[YOUR GOAL] For each line below that holds the string "data", add one to a tally; report that tally alone.

(Stored items from a collection)
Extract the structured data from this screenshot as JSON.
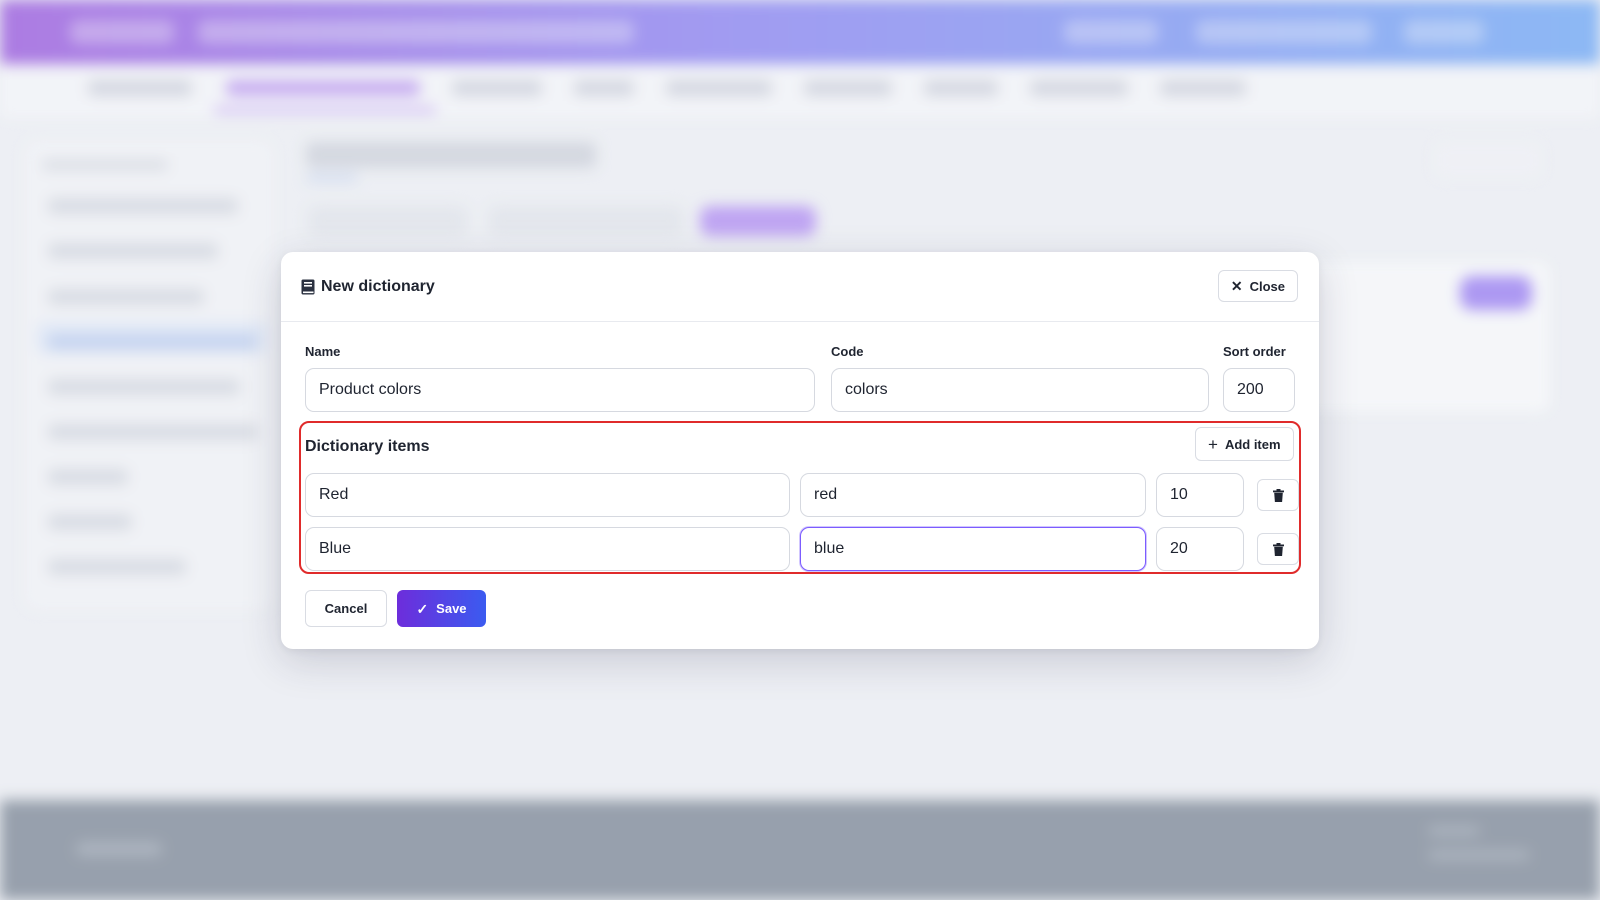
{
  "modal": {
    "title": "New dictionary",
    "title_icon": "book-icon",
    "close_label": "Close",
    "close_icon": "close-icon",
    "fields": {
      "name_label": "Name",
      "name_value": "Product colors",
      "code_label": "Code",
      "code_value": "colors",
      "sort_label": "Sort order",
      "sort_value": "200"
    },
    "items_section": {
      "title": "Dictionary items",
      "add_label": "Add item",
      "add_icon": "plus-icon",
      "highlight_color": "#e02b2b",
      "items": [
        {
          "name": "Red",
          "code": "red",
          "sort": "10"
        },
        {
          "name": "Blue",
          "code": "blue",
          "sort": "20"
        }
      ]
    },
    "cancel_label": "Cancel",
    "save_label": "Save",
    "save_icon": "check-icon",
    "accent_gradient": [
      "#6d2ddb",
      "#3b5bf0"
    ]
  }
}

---

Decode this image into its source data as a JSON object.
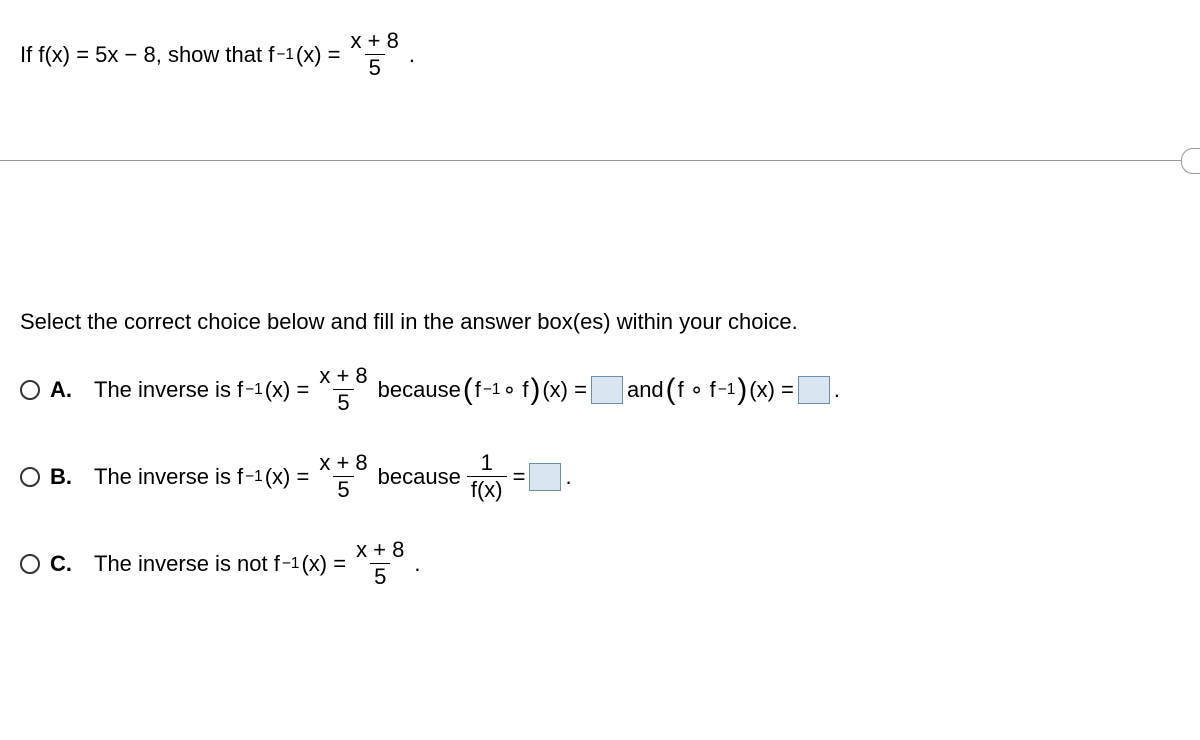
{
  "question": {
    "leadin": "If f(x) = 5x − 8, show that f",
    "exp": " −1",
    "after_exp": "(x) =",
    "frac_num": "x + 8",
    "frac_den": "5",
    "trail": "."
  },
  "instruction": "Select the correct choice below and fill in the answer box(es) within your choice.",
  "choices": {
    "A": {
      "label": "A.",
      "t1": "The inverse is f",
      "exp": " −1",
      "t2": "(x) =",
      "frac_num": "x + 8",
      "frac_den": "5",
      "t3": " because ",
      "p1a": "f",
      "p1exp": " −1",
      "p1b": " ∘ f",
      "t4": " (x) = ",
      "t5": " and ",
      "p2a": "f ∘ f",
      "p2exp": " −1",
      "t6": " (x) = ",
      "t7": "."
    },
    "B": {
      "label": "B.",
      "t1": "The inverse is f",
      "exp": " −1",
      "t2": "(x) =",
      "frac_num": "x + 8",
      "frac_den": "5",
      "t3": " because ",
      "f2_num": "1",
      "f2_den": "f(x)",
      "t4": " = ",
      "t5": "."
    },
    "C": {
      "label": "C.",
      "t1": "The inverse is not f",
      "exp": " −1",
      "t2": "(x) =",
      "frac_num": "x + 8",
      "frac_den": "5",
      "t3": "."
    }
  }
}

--

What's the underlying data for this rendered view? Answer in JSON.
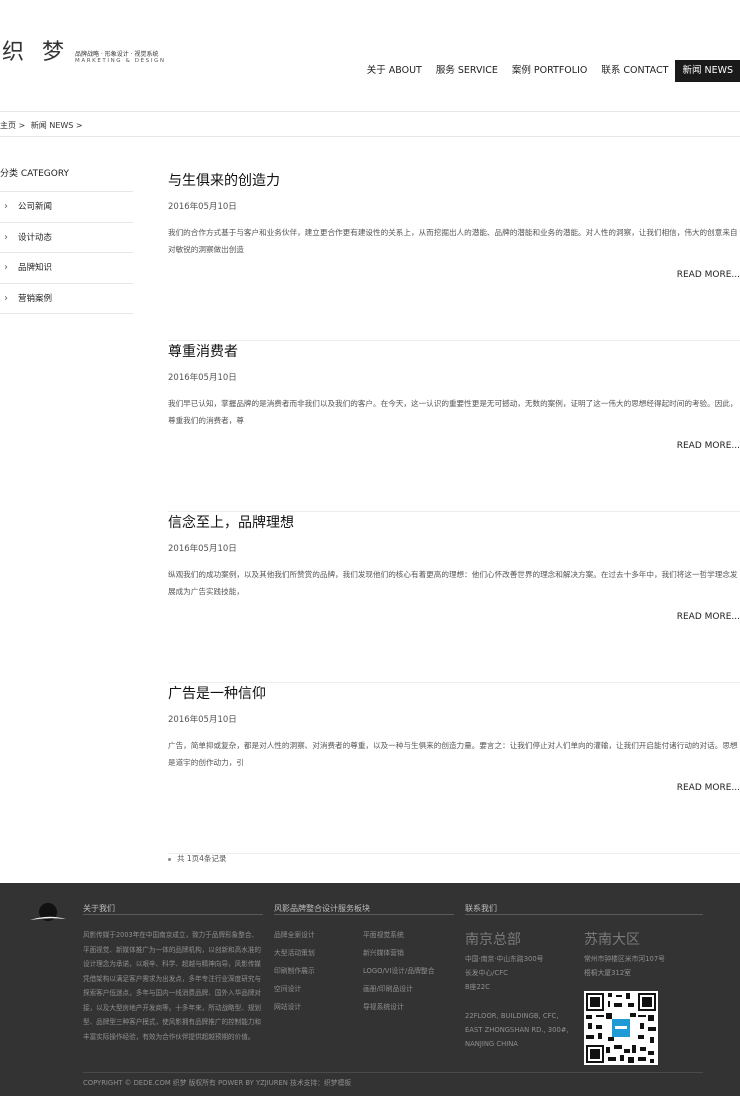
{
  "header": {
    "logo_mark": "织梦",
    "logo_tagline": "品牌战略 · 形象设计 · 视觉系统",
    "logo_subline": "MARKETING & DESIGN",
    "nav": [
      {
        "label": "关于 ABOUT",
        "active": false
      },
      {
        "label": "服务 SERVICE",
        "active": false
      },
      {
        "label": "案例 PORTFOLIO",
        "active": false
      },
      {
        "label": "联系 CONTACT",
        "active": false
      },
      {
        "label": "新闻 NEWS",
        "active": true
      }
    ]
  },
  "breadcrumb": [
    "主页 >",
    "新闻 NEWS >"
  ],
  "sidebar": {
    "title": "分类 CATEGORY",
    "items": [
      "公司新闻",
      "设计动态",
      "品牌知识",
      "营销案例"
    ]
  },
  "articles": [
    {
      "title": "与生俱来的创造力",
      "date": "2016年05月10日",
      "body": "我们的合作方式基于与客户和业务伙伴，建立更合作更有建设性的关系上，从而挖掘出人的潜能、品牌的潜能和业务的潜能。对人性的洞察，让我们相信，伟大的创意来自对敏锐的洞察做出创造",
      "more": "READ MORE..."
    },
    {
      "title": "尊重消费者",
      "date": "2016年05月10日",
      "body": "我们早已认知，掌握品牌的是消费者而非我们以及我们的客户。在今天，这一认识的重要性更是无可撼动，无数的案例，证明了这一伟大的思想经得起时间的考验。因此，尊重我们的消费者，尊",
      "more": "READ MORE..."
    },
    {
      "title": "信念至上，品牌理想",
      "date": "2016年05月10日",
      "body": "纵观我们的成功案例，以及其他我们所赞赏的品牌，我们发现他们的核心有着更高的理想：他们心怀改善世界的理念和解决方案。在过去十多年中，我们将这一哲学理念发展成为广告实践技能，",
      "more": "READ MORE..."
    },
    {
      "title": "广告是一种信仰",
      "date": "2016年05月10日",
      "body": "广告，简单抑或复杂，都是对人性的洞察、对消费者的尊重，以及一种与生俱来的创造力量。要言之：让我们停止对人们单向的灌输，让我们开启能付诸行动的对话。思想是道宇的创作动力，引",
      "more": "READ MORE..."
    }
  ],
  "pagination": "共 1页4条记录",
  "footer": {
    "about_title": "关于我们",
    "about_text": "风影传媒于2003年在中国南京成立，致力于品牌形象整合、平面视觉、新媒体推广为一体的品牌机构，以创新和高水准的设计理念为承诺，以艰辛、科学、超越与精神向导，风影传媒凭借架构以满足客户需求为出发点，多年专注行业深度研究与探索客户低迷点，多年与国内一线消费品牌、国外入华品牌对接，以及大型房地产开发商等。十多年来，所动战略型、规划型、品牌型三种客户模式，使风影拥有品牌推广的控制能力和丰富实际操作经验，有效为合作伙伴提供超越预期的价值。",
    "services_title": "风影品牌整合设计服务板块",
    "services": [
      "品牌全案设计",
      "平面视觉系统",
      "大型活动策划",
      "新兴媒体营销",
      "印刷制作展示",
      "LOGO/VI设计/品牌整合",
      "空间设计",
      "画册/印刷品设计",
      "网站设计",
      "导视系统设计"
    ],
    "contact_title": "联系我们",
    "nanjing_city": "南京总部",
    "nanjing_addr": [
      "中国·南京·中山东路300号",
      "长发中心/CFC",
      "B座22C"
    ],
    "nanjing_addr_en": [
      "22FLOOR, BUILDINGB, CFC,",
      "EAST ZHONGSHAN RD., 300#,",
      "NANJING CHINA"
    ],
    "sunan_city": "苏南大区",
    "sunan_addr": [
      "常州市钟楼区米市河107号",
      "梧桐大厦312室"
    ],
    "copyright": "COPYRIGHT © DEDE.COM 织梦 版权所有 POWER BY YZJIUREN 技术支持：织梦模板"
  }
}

[OUTPUT FOR THIS EXERCISE] 3